**Exercise:** A faithful copy is needed. Set down all of the data below exactly.

**Excerpted data:**

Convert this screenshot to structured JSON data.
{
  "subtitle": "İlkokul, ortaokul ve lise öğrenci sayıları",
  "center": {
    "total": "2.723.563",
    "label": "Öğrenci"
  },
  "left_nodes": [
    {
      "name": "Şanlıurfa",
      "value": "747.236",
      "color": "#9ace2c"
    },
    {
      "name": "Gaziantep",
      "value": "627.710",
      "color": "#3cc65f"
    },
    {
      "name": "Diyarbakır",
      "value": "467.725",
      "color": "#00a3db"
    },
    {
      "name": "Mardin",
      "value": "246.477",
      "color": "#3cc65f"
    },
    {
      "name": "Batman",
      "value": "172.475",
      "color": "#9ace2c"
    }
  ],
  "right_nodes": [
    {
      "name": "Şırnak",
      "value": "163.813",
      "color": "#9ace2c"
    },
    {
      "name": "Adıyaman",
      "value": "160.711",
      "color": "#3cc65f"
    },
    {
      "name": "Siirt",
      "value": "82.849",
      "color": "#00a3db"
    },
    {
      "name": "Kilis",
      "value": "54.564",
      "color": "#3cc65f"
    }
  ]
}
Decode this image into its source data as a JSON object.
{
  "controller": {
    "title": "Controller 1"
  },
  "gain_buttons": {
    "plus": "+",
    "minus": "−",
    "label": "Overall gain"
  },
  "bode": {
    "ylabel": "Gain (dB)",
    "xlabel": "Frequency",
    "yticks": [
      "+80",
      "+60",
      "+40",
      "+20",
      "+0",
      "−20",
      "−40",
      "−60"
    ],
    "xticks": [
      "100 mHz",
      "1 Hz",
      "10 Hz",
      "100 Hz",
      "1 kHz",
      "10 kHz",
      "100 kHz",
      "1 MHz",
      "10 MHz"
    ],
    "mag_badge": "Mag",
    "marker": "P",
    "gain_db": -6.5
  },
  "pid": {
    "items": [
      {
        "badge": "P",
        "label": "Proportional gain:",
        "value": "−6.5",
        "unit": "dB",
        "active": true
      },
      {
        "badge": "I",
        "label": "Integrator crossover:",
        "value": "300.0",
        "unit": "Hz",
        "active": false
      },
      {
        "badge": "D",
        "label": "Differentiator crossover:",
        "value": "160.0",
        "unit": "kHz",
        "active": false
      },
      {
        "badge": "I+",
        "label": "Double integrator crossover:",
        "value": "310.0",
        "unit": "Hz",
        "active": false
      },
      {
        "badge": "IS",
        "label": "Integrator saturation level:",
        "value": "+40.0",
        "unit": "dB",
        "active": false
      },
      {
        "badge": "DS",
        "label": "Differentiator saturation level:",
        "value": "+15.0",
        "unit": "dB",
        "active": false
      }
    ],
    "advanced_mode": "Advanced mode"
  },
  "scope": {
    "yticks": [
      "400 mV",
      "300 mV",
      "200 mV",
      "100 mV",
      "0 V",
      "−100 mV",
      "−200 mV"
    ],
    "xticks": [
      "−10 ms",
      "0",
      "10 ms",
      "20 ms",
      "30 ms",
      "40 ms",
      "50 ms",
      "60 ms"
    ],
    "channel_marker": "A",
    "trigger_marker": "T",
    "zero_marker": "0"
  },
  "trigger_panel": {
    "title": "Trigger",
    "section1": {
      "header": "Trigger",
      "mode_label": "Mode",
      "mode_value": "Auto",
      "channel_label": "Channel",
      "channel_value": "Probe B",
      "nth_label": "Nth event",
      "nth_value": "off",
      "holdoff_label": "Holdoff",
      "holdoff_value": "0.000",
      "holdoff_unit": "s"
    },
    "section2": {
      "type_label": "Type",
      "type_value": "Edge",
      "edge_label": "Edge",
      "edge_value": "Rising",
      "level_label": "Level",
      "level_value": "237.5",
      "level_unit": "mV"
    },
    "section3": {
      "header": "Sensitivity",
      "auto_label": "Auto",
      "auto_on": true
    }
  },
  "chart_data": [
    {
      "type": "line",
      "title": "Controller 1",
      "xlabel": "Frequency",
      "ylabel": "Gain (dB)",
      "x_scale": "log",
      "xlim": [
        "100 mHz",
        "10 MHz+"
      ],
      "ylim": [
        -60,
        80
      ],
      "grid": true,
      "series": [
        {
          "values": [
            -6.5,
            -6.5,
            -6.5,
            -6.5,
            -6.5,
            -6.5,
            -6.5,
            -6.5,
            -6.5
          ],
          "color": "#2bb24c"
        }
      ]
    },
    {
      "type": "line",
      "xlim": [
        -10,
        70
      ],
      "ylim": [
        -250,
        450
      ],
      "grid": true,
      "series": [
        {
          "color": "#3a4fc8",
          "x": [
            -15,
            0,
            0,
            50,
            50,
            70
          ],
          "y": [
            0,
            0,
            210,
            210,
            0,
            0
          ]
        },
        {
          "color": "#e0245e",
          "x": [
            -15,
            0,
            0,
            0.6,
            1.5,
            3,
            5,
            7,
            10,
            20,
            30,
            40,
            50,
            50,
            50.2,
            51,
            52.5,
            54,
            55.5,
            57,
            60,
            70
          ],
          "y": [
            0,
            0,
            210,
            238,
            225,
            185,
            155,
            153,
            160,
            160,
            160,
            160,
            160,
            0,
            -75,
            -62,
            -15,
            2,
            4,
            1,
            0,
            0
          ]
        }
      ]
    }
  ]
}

**Final answer:**
Convert this screenshot to structured JSON data.
{
  "subtitle": "İlkokul, ortaokul ve lise öğrenci sayıları",
  "center": {
    "total": "2.723.563",
    "label": "Öğrenci"
  },
  "left_nodes": [
    {
      "name": "Şanlıurfa",
      "value": "747.236",
      "color": "#9ace2c"
    },
    {
      "name": "Gaziantep",
      "value": "627.710",
      "color": "#3cc65f"
    },
    {
      "name": "Diyarbakır",
      "value": "467.725",
      "color": "#00a3db"
    },
    {
      "name": "Mardin",
      "value": "246.477",
      "color": "#3cc65f"
    },
    {
      "name": "Batman",
      "value": "172.475",
      "color": "#9ace2c"
    }
  ],
  "right_nodes": [
    {
      "name": "Şırnak",
      "value": "163.813",
      "color": "#9ace2c"
    },
    {
      "name": "Adıyaman",
      "value": "160.711",
      "color": "#3cc65f"
    },
    {
      "name": "Siirt",
      "value": "82.849",
      "color": "#00a3db"
    },
    {
      "name": "Kilis",
      "value": "54.564",
      "color": "#3cc65f"
    }
  ]
}
Decode this image into its source data as a JSON object.
{
  "controller": {
    "title": "Controller 1"
  },
  "gain_buttons": {
    "plus": "+",
    "minus": "−",
    "label": "Overall gain"
  },
  "bode": {
    "ylabel": "Gain (dB)",
    "xlabel": "Frequency",
    "yticks": [
      "+80",
      "+60",
      "+40",
      "+20",
      "+0",
      "−20",
      "−40",
      "−60"
    ],
    "xticks": [
      "100 mHz",
      "1 Hz",
      "10 Hz",
      "100 Hz",
      "1 kHz",
      "10 kHz",
      "100 kHz",
      "1 MHz",
      "10 MHz"
    ],
    "mag_badge": "Mag",
    "marker": "P",
    "gain_db": -6.5
  },
  "pid": {
    "items": [
      {
        "badge": "P",
        "label": "Proportional gain:",
        "value": "−6.5",
        "unit": "dB",
        "active": true
      },
      {
        "badge": "I",
        "label": "Integrator crossover:",
        "value": "300.0",
        "unit": "Hz",
        "active": false
      },
      {
        "badge": "D",
        "label": "Differentiator crossover:",
        "value": "160.0",
        "unit": "kHz",
        "active": false
      },
      {
        "badge": "I+",
        "label": "Double integrator crossover:",
        "value": "310.0",
        "unit": "Hz",
        "active": false
      },
      {
        "badge": "IS",
        "label": "Integrator saturation level:",
        "value": "+40.0",
        "unit": "dB",
        "active": false
      },
      {
        "badge": "DS",
        "label": "Differentiator saturation level:",
        "value": "+15.0",
        "unit": "dB",
        "active": false
      }
    ],
    "advanced_mode": "Advanced mode"
  },
  "scope": {
    "yticks": [
      "400 mV",
      "300 mV",
      "200 mV",
      "100 mV",
      "0 V",
      "−100 mV",
      "−200 mV"
    ],
    "xticks": [
      "−10 ms",
      "0",
      "10 ms",
      "20 ms",
      "30 ms",
      "40 ms",
      "50 ms",
      "60 ms"
    ],
    "channel_marker": "A",
    "trigger_marker": "T",
    "zero_marker": "0"
  },
  "trigger_panel": {
    "title": "Trigger",
    "section1": {
      "header": "Trigger",
      "mode_label": "Mode",
      "mode_value": "Auto",
      "channel_label": "Channel",
      "channel_value": "Probe B",
      "nth_label": "Nth event",
      "nth_value": "off",
      "holdoff_label": "Holdoff",
      "holdoff_value": "0.000",
      "holdoff_unit": "s"
    },
    "section2": {
      "type_label": "Type",
      "type_value": "Edge",
      "edge_label": "Edge",
      "edge_value": "Rising",
      "level_label": "Level",
      "level_value": "237.5",
      "level_unit": "mV"
    },
    "section3": {
      "header": "Sensitivity",
      "auto_label": "Auto",
      "auto_on": true
    }
  },
  "chart_data": [
    {
      "type": "line",
      "title": "Controller 1",
      "xlabel": "Frequency",
      "ylabel": "Gain (dB)",
      "x_scale": "log",
      "xlim": [
        "100 mHz",
        "10 MHz+"
      ],
      "ylim": [
        -60,
        80
      ],
      "grid": true,
      "series": [
        {
          "values": [
            -6.5,
            -6.5,
            -6.5,
            -6.5,
            -6.5,
            -6.5,
            -6.5,
            -6.5,
            -6.5
          ],
          "color": "#2bb24c"
        }
      ]
    },
    {
      "type": "line",
      "xlim": [
        -10,
        70
      ],
      "ylim": [
        -250,
        450
      ],
      "grid": true,
      "series": [
        {
          "color": "#3a4fc8",
          "x": [
            -15,
            0,
            0,
            50,
            50,
            70
          ],
          "y": [
            0,
            0,
            210,
            210,
            0,
            0
          ]
        },
        {
          "color": "#e0245e",
          "x": [
            -15,
            0,
            0,
            0.6,
            1.5,
            3,
            5,
            7,
            10,
            20,
            30,
            40,
            50,
            50,
            50.2,
            51,
            52.5,
            54,
            55.5,
            57,
            60,
            70
          ],
          "y": [
            0,
            0,
            210,
            238,
            225,
            185,
            155,
            153,
            160,
            160,
            160,
            160,
            160,
            0,
            -75,
            -62,
            -15,
            2,
            4,
            1,
            0,
            0
          ]
        }
      ]
    }
  ]
}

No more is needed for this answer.